What is laser treatment of the skin?
Laser therapy is a treatment that uses light energy to treat skin conditions. At CHOC, Dr. Daniel Jaffurs uses a pulsed dye laser (PDL) to treat children with different skin conditions. PDL uses the light energy that is changed into heat to destroy blood vessels while leaving the surrounding skin unharmed.
What skin conditions can be treated with laser therapy?
- Infantile hemangiomas
- Port‐wine stains
- Telangiectasias (spider veins)
- Scars after surgery.
What can we expect with laser therapy?
The laser often makes the area treated look bruised or darker after the treatment. This will usually get lighter in color within 1 to 2 weeks. The area will slowly lighten over the next 1 to 2 months. There may also be swelling after the treatment. Blisters are very uncommon. This may last for a few days. Depending on the size of the lesion, multiple laser treatments are often needed. There is no guarantee that laser treatments will completely clear the areas. It normally takes about 6 treatments for each area. We wait about 2 months between treatments in the same area.
Laser treatments are done under anesthesia or sedation because the child must stay completely still. At CHOC, we use medication to decrease pain in the area being treated and medication is inhaled through a mask to sedate the child during the procedure. The length of the laser procedure depends on the size of the area and can range from 5 minutes to 60 minutes. In addition, the child will need about 30 minutes in the recovery area before going home.
What are the risks of laser treatment?
The risk of scarring is less than 1 percent. The laser may cause changes in the color of the skin. This usually gets better with time and fades away within a few months. Sometimes the area the laser treated can blister.
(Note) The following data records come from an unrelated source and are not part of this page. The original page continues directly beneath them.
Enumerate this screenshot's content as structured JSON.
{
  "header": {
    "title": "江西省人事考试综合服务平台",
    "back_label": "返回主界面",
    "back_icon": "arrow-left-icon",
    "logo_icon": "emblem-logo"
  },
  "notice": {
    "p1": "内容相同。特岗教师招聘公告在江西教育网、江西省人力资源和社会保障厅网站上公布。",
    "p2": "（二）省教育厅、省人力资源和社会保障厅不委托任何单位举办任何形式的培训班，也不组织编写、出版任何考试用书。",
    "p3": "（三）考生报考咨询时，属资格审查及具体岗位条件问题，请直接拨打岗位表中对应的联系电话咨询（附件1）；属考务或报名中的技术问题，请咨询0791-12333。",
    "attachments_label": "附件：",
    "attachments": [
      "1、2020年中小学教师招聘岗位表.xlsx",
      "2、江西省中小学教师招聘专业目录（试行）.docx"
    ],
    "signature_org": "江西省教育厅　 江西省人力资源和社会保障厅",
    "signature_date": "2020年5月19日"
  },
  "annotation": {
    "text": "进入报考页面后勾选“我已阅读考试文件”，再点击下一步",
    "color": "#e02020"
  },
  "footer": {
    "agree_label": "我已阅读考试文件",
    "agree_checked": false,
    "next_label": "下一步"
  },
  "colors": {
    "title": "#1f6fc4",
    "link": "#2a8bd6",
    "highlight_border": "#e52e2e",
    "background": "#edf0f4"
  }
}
Scars that look like tiny pits and loss of pigmentation (skin color) can also happen, but these are very rare.
Where is laser treatment done?
Laser treatments are done outpatient in the Procedure Center, located on the 3rd floor of the main CHOC Hospital Building (Bill Holmes South Tower).
How do I prepare my child for the day of the laser procedure?
Stay out of the sun and use hats/sunscreen.
- Stop giving your child formula or solid food 8 hours before the procedure.
- Stop giving your child breastmilk 6 hours before the procedure.
- Stop giving your child clear liquids and water 3 hours before the procedure.
Please check in at CHOC two hours before your child’s procedure is scheduled to begin.
Will laser treatment be covered by insurance?
Some insurance plans will cover laser treatments, but other plans will not cover them. Most insurance plans will try to decide if the treatment of a port wine stain or vascular abnormality is a medical need or a cosmetic procedure. If it is found to be a medical need, it is often covered by insurance. Also, if the hemangioma affects your child’s ability to do everyday activities, or is severely disfiguring (such as port wine stain or vascular abnormality on the face), your insurance may cover it. If it is seen only for cosmetic reasons, it may not be covered.
Once your child has been seen in our clinic and determined to be a good candidate for laser treatment, a financial coordinator at CHOC will submit an authorization request for the laser procedure to your insurance company. We usually require approval from your insurance company before scheduling your child’s laser procedure.